(Beginning of Dataset records)

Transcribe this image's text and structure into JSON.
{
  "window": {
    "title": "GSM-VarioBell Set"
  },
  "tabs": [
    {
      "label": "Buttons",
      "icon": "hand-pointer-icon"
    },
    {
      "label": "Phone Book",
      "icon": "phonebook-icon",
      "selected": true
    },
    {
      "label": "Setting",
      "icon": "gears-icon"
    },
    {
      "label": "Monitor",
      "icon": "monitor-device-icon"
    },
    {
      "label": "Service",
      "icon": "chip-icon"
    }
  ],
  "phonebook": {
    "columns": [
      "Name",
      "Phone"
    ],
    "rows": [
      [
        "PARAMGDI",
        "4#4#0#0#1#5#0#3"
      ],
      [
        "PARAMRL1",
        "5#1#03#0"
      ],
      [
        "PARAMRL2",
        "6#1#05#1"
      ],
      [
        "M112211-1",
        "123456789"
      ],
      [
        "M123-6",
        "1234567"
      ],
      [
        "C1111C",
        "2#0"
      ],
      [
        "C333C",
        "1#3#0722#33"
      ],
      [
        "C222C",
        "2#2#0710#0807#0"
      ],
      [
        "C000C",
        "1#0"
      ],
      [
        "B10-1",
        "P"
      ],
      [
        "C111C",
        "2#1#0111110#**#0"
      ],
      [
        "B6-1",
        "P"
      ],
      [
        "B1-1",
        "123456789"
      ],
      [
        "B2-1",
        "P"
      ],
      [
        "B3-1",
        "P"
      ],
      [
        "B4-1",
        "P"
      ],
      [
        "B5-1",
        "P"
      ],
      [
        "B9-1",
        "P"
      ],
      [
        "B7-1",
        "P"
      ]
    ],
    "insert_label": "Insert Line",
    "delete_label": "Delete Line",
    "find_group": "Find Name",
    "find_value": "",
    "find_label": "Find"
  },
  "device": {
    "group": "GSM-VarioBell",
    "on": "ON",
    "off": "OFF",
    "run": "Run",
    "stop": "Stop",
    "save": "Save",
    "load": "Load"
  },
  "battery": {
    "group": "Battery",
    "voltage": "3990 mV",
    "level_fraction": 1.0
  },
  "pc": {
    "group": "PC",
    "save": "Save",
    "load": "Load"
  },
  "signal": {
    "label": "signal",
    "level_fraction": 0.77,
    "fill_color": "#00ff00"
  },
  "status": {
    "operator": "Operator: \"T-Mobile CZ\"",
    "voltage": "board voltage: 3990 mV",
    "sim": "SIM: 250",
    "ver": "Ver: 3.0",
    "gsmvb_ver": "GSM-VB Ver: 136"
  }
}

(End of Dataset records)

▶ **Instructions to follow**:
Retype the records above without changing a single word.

▶ **Problem solution**:
Transcribe this image's text and structure into JSON.
{
  "window": {
    "title": "GSM-VarioBell Set"
  },
  "tabs": [
    {
      "label": "Buttons",
      "icon": "hand-pointer-icon"
    },
    {
      "label": "Phone Book",
      "icon": "phonebook-icon",
      "selected": true
    },
    {
      "label": "Setting",
      "icon": "gears-icon"
    },
    {
      "label": "Monitor",
      "icon": "monitor-device-icon"
    },
    {
      "label": "Service",
      "icon": "chip-icon"
    }
  ],
  "phonebook": {
    "columns": [
      "Name",
      "Phone"
    ],
    "rows": [
      [
        "PARAMGDI",
        "4#4#0#0#1#5#0#3"
      ],
      [
        "PARAMRL1",
        "5#1#03#0"
      ],
      [
        "PARAMRL2",
        "6#1#05#1"
      ],
      [
        "M112211-1",
        "123456789"
      ],
      [
        "M123-6",
        "1234567"
      ],
      [
        "C1111C",
        "2#0"
      ],
      [
        "C333C",
        "1#3#0722#33"
      ],
      [
        "C222C",
        "2#2#0710#0807#0"
      ],
      [
        "C000C",
        "1#0"
      ],
      [
        "B10-1",
        "P"
      ],
      [
        "C111C",
        "2#1#0111110#**#0"
      ],
      [
        "B6-1",
        "P"
      ],
      [
        "B1-1",
        "123456789"
      ],
      [
        "B2-1",
        "P"
      ],
      [
        "B3-1",
        "P"
      ],
      [
        "B4-1",
        "P"
      ],
      [
        "B5-1",
        "P"
      ],
      [
        "B9-1",
        "P"
      ],
      [
        "B7-1",
        "P"
      ]
    ],
    "insert_label": "Insert Line",
    "delete_label": "Delete Line",
    "find_group": "Find Name",
    "find_value": "",
    "find_label": "Find"
  },
  "device": {
    "group": "GSM-VarioBell",
    "on": "ON",
    "off": "OFF",
    "run": "Run",
    "stop": "Stop",
    "save": "Save",
    "load": "Load"
  },
  "battery": {
    "group": "Battery",
    "voltage": "3990 mV",
    "level_fraction": 1.0
  },
  "pc": {
    "group": "PC",
    "save": "Save",
    "load": "Load"
  },
  "signal": {
    "label": "signal",
    "level_fraction": 0.77,
    "fill_color": "#00ff00"
  },
  "status": {
    "operator": "Operator: \"T-Mobile CZ\"",
    "voltage": "board voltage: 3990 mV",
    "sim": "SIM: 250",
    "ver": "Ver: 3.0",
    "gsmvb_ver": "GSM-VB Ver: 136"
  }
}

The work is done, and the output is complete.